Required action | An exact copy of every entry is needed, with no images.

Data extract |
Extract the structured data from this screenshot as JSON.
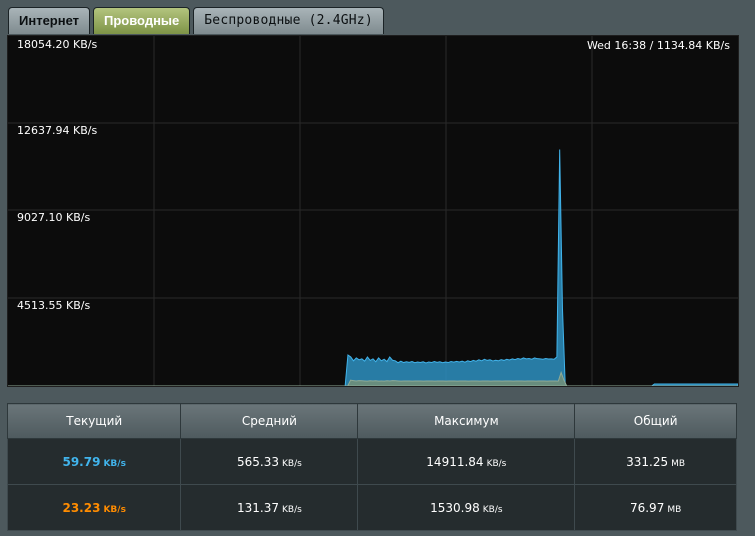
{
  "tabs": [
    {
      "label": "Интернет"
    },
    {
      "label": "Проводные"
    },
    {
      "label": "Беспроводные (2.4GHz)"
    }
  ],
  "chart": {
    "y_labels": [
      "18054.20 KB/s",
      "12637.94 KB/s",
      "9027.10 KB/s",
      "4513.55 KB/s"
    ],
    "timestamp": "Wed 16:38 / 1134.84 KB/s",
    "colors": {
      "rx": "#2e91c1",
      "rx_line": "#41b4ec",
      "tx": "#6f8f7a",
      "background": "#0c0c0c"
    }
  },
  "chart_data": {
    "type": "area",
    "ylim": [
      0,
      18054.2
    ],
    "series": [
      {
        "values": [
          0,
          0,
          0,
          0,
          0,
          0,
          0,
          0,
          0,
          0,
          0,
          0,
          0,
          0,
          0,
          0,
          0,
          0,
          0,
          0,
          0,
          0,
          0,
          0,
          0,
          0,
          0,
          0,
          0,
          0,
          0,
          0,
          0,
          0,
          0,
          0,
          0,
          0,
          0,
          0,
          0,
          0,
          0,
          0,
          0,
          0,
          0,
          0,
          0,
          0,
          0,
          0,
          0,
          0,
          0,
          0,
          0,
          0,
          0,
          0,
          0,
          0,
          0,
          0,
          0,
          0,
          0,
          0,
          0,
          0,
          0,
          0,
          0,
          0,
          0,
          0,
          0,
          0,
          0,
          0,
          0,
          0,
          0,
          0,
          0,
          0,
          0,
          0,
          0,
          0,
          0,
          0,
          0,
          0,
          0,
          0,
          0,
          0,
          0,
          0,
          0,
          0,
          0,
          0,
          0,
          0,
          0,
          0,
          0,
          0,
          0,
          0,
          0,
          0,
          0,
          0,
          0,
          0,
          0,
          0,
          0,
          0,
          1600,
          1500,
          1300,
          1450,
          1350,
          1400,
          1280,
          1500,
          1320,
          1400,
          1250,
          1450,
          1300,
          1380,
          1260,
          1500,
          1330,
          1300,
          1200,
          1280,
          1210,
          1250,
          1220,
          1260,
          1200,
          1240,
          1210,
          1250,
          1190,
          1240,
          1210,
          1260,
          1220,
          1250,
          1200,
          1240,
          1210,
          1260,
          1230,
          1270,
          1240,
          1280,
          1230,
          1300,
          1260,
          1320,
          1280,
          1350,
          1300,
          1380,
          1320,
          1350,
          1290,
          1330,
          1300,
          1360,
          1320,
          1380,
          1340,
          1400,
          1360,
          1420,
          1380,
          1450,
          1400,
          1420,
          1380,
          1450,
          1410,
          1400,
          1380,
          1420,
          1390,
          1400,
          1380,
          1500,
          12200,
          4000,
          0,
          0,
          0,
          0,
          0,
          0,
          0,
          0,
          0,
          0,
          0,
          0,
          0,
          0,
          0,
          0,
          0,
          0,
          0,
          0,
          0,
          0,
          0,
          0,
          0,
          0,
          0,
          0,
          0,
          0,
          0,
          0,
          100,
          100,
          100,
          100,
          100,
          100,
          100,
          100,
          100,
          100,
          100,
          100,
          100,
          100,
          100,
          100,
          100,
          100,
          100,
          100,
          100,
          100,
          100,
          100,
          100,
          100,
          100,
          100,
          100,
          100,
          100
        ]
      },
      {
        "values": [
          0,
          0,
          0,
          0,
          0,
          0,
          0,
          0,
          0,
          0,
          0,
          0,
          0,
          0,
          0,
          0,
          0,
          0,
          0,
          0,
          0,
          0,
          0,
          0,
          0,
          0,
          0,
          0,
          0,
          0,
          0,
          0,
          0,
          0,
          0,
          0,
          0,
          0,
          0,
          0,
          0,
          0,
          0,
          0,
          0,
          0,
          0,
          0,
          0,
          0,
          0,
          0,
          0,
          0,
          0,
          0,
          0,
          0,
          0,
          0,
          0,
          0,
          0,
          0,
          0,
          0,
          0,
          0,
          0,
          0,
          0,
          0,
          0,
          0,
          0,
          0,
          0,
          0,
          0,
          0,
          0,
          0,
          0,
          0,
          0,
          0,
          0,
          0,
          0,
          0,
          0,
          0,
          0,
          0,
          0,
          0,
          0,
          0,
          0,
          0,
          0,
          0,
          0,
          0,
          0,
          0,
          0,
          0,
          0,
          0,
          0,
          0,
          0,
          0,
          0,
          0,
          0,
          0,
          0,
          0,
          0,
          0,
          300,
          280,
          260,
          280,
          270,
          260,
          250,
          270,
          260,
          270,
          250,
          260,
          250,
          270,
          260,
          280,
          270,
          260,
          250,
          260,
          255,
          260,
          250,
          260,
          255,
          260,
          250,
          260,
          255,
          260,
          250,
          260,
          255,
          260,
          250,
          260,
          255,
          260,
          250,
          260,
          255,
          260,
          250,
          260,
          255,
          260,
          250,
          260,
          255,
          260,
          250,
          260,
          255,
          260,
          250,
          260,
          255,
          260,
          250,
          260,
          255,
          260,
          250,
          260,
          255,
          260,
          250,
          260,
          255,
          260,
          250,
          260,
          255,
          260,
          250,
          700,
          300,
          0,
          0,
          0,
          0,
          0,
          0,
          0,
          0,
          0,
          0,
          0,
          0,
          0,
          0,
          0,
          0,
          0,
          0,
          0,
          0,
          0,
          0,
          0,
          0,
          0,
          0,
          0,
          0,
          0,
          0,
          0,
          0,
          0,
          0,
          0,
          0,
          0,
          0,
          0,
          0,
          0,
          0,
          0,
          0,
          0,
          0,
          0,
          0,
          0,
          0,
          0,
          0,
          0,
          0,
          0,
          0,
          0,
          0,
          0,
          0,
          0,
          0
        ]
      }
    ]
  },
  "table": {
    "headers": [
      "Текущий",
      "Средний",
      "Максимум",
      "Общий"
    ],
    "rows": [
      {
        "current": "59.79",
        "current_unit": "KB/s",
        "avg": "565.33",
        "avg_unit": "KB/s",
        "max": "14911.84",
        "max_unit": "KB/s",
        "total": "331.25",
        "total_unit": "MB"
      },
      {
        "current": "23.23",
        "current_unit": "KB/s",
        "avg": "131.37",
        "avg_unit": "KB/s",
        "max": "1530.98",
        "max_unit": "KB/s",
        "total": "76.97",
        "total_unit": "MB"
      }
    ]
  }
}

Answer area |
Extract the structured data from this screenshot as JSON.
{
  "tabs": [
    {
      "label": "Интернет"
    },
    {
      "label": "Проводные"
    },
    {
      "label": "Беспроводные (2.4GHz)"
    }
  ],
  "chart": {
    "y_labels": [
      "18054.20 KB/s",
      "12637.94 KB/s",
      "9027.10 KB/s",
      "4513.55 KB/s"
    ],
    "timestamp": "Wed 16:38 / 1134.84 KB/s",
    "colors": {
      "rx": "#2e91c1",
      "rx_line": "#41b4ec",
      "tx": "#6f8f7a",
      "background": "#0c0c0c"
    }
  },
  "chart_data": {
    "type": "area",
    "ylim": [
      0,
      18054.2
    ],
    "series": [
      {
        "values": [
          0,
          0,
          0,
          0,
          0,
          0,
          0,
          0,
          0,
          0,
          0,
          0,
          0,
          0,
          0,
          0,
          0,
          0,
          0,
          0,
          0,
          0,
          0,
          0,
          0,
          0,
          0,
          0,
          0,
          0,
          0,
          0,
          0,
          0,
          0,
          0,
          0,
          0,
          0,
          0,
          0,
          0,
          0,
          0,
          0,
          0,
          0,
          0,
          0,
          0,
          0,
          0,
          0,
          0,
          0,
          0,
          0,
          0,
          0,
          0,
          0,
          0,
          0,
          0,
          0,
          0,
          0,
          0,
          0,
          0,
          0,
          0,
          0,
          0,
          0,
          0,
          0,
          0,
          0,
          0,
          0,
          0,
          0,
          0,
          0,
          0,
          0,
          0,
          0,
          0,
          0,
          0,
          0,
          0,
          0,
          0,
          0,
          0,
          0,
          0,
          0,
          0,
          0,
          0,
          0,
          0,
          0,
          0,
          0,
          0,
          0,
          0,
          0,
          0,
          0,
          0,
          0,
          0,
          0,
          0,
          0,
          0,
          1600,
          1500,
          1300,
          1450,
          1350,
          1400,
          1280,
          1500,
          1320,
          1400,
          1250,
          1450,
          1300,
          1380,
          1260,
          1500,
          1330,
          1300,
          1200,
          1280,
          1210,
          1250,
          1220,
          1260,
          1200,
          1240,
          1210,
          1250,
          1190,
          1240,
          1210,
          1260,
          1220,
          1250,
          1200,
          1240,
          1210,
          1260,
          1230,
          1270,
          1240,
          1280,
          1230,
          1300,
          1260,
          1320,
          1280,
          1350,
          1300,
          1380,
          1320,
          1350,
          1290,
          1330,
          1300,
          1360,
          1320,
          1380,
          1340,
          1400,
          1360,
          1420,
          1380,
          1450,
          1400,
          1420,
          1380,
          1450,
          1410,
          1400,
          1380,
          1420,
          1390,
          1400,
          1380,
          1500,
          12200,
          4000,
          0,
          0,
          0,
          0,
          0,
          0,
          0,
          0,
          0,
          0,
          0,
          0,
          0,
          0,
          0,
          0,
          0,
          0,
          0,
          0,
          0,
          0,
          0,
          0,
          0,
          0,
          0,
          0,
          0,
          0,
          0,
          0,
          100,
          100,
          100,
          100,
          100,
          100,
          100,
          100,
          100,
          100,
          100,
          100,
          100,
          100,
          100,
          100,
          100,
          100,
          100,
          100,
          100,
          100,
          100,
          100,
          100,
          100,
          100,
          100,
          100,
          100,
          100
        ]
      },
      {
        "values": [
          0,
          0,
          0,
          0,
          0,
          0,
          0,
          0,
          0,
          0,
          0,
          0,
          0,
          0,
          0,
          0,
          0,
          0,
          0,
          0,
          0,
          0,
          0,
          0,
          0,
          0,
          0,
          0,
          0,
          0,
          0,
          0,
          0,
          0,
          0,
          0,
          0,
          0,
          0,
          0,
          0,
          0,
          0,
          0,
          0,
          0,
          0,
          0,
          0,
          0,
          0,
          0,
          0,
          0,
          0,
          0,
          0,
          0,
          0,
          0,
          0,
          0,
          0,
          0,
          0,
          0,
          0,
          0,
          0,
          0,
          0,
          0,
          0,
          0,
          0,
          0,
          0,
          0,
          0,
          0,
          0,
          0,
          0,
          0,
          0,
          0,
          0,
          0,
          0,
          0,
          0,
          0,
          0,
          0,
          0,
          0,
          0,
          0,
          0,
          0,
          0,
          0,
          0,
          0,
          0,
          0,
          0,
          0,
          0,
          0,
          0,
          0,
          0,
          0,
          0,
          0,
          0,
          0,
          0,
          0,
          0,
          0,
          300,
          280,
          260,
          280,
          270,
          260,
          250,
          270,
          260,
          270,
          250,
          260,
          250,
          270,
          260,
          280,
          270,
          260,
          250,
          260,
          255,
          260,
          250,
          260,
          255,
          260,
          250,
          260,
          255,
          260,
          250,
          260,
          255,
          260,
          250,
          260,
          255,
          260,
          250,
          260,
          255,
          260,
          250,
          260,
          255,
          260,
          250,
          260,
          255,
          260,
          250,
          260,
          255,
          260,
          250,
          260,
          255,
          260,
          250,
          260,
          255,
          260,
          250,
          260,
          255,
          260,
          250,
          260,
          255,
          260,
          250,
          260,
          255,
          260,
          250,
          700,
          300,
          0,
          0,
          0,
          0,
          0,
          0,
          0,
          0,
          0,
          0,
          0,
          0,
          0,
          0,
          0,
          0,
          0,
          0,
          0,
          0,
          0,
          0,
          0,
          0,
          0,
          0,
          0,
          0,
          0,
          0,
          0,
          0,
          0,
          0,
          0,
          0,
          0,
          0,
          0,
          0,
          0,
          0,
          0,
          0,
          0,
          0,
          0,
          0,
          0,
          0,
          0,
          0,
          0,
          0,
          0,
          0,
          0,
          0,
          0,
          0,
          0,
          0
        ]
      }
    ]
  },
  "table": {
    "headers": [
      "Текущий",
      "Средний",
      "Максимум",
      "Общий"
    ],
    "rows": [
      {
        "current": "59.79",
        "current_unit": "KB/s",
        "avg": "565.33",
        "avg_unit": "KB/s",
        "max": "14911.84",
        "max_unit": "KB/s",
        "total": "331.25",
        "total_unit": "MB"
      },
      {
        "current": "23.23",
        "current_unit": "KB/s",
        "avg": "131.37",
        "avg_unit": "KB/s",
        "max": "1530.98",
        "max_unit": "KB/s",
        "total": "76.97",
        "total_unit": "MB"
      }
    ]
  }
}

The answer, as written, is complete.